Economy 'Far too Close' to Double Dip: Roubini

Nouriel Roubini
Photo: Oliver Quillia for CNBC
Nouriel Roubini

Poor economic data in the US coupled with Europe's debt crisis are contributing to an increase of the risk of the US economy going through a double-dip recession, Nouriel Roubini, who predicted the 2007 financial crisis, wrote in a research paper.

At best, the US economy is headed for a U-shaped recovery this year, Roubini said. That has been his prediction in recent months.

The US faces challenges in the second half, especially as fiscal stimulus measures fade, and "appears far too close to the tipping point of a double-dip recession," he said.

The euro zone is also facing an increased risk of a double-dip fall, because of its ongoing debt crisis, he wrote.

Even if the euro zone does not suffer a double dip, growth in demand will be even more limited and this will hurt the United States' potential for export growth, according to Roubini's paper.

The Roubini Global Economics benchmark scenario puts the risk of a double dip at 20 percent, while a slow, protracted, U-shaped recovery is given the highest probability of 60 percent.

But since the end of February new macroeconomic data from the US have come out and "they have been almost uniformly poor, if not outright awful," Roubini wrote.

Consumer confidence has "tanked", new home sales are "collapsing," existing home sales are also falling sharply, as is construction activity, while initial jobless claims remain "stubbornly high" above the 400,000 mark, he said.

Despite the fact that the growth in gross domestic product (GDP) was revised upwards to an annual rate of 5.9 percent in the fourth quarter, most of it, around 3.9 percent, was due to inventories, Roubini, who is sometimes referred to as Dr. Doomfor his somewhat gloomy outlooks, noted.

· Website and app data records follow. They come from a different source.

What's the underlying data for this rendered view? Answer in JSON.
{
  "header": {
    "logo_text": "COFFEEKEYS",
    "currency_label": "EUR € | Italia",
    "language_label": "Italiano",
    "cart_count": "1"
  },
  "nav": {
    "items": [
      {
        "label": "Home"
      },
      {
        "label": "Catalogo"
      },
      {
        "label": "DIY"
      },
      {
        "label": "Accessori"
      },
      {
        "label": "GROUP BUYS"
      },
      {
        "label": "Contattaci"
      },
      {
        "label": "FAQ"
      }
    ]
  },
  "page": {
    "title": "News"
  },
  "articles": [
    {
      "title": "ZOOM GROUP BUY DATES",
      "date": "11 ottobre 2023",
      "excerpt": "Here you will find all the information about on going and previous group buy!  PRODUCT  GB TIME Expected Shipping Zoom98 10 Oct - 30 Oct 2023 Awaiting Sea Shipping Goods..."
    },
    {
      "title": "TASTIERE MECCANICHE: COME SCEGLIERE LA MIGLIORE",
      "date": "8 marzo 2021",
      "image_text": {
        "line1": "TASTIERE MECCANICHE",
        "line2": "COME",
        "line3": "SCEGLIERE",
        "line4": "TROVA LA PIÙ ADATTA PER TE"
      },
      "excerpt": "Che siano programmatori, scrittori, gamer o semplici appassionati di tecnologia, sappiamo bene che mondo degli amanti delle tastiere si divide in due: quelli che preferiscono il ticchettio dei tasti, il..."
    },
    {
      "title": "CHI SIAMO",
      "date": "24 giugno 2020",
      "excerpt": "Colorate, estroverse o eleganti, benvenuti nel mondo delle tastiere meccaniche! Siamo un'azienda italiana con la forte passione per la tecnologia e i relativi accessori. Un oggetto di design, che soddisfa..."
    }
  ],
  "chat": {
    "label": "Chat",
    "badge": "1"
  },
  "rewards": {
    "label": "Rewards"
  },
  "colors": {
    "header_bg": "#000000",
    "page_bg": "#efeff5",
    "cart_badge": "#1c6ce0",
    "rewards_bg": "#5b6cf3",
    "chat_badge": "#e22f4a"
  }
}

Final sales grew at a 1.9 percent rate in the fourth quarter, while in the third quarter that growth was only at a rate of 1.7 percent, he said.

"So, at the time of maximum policy stimulus (second-half of 2009), final sales were growing only at a pathetic 1.8 percent average rate," Roubini explained.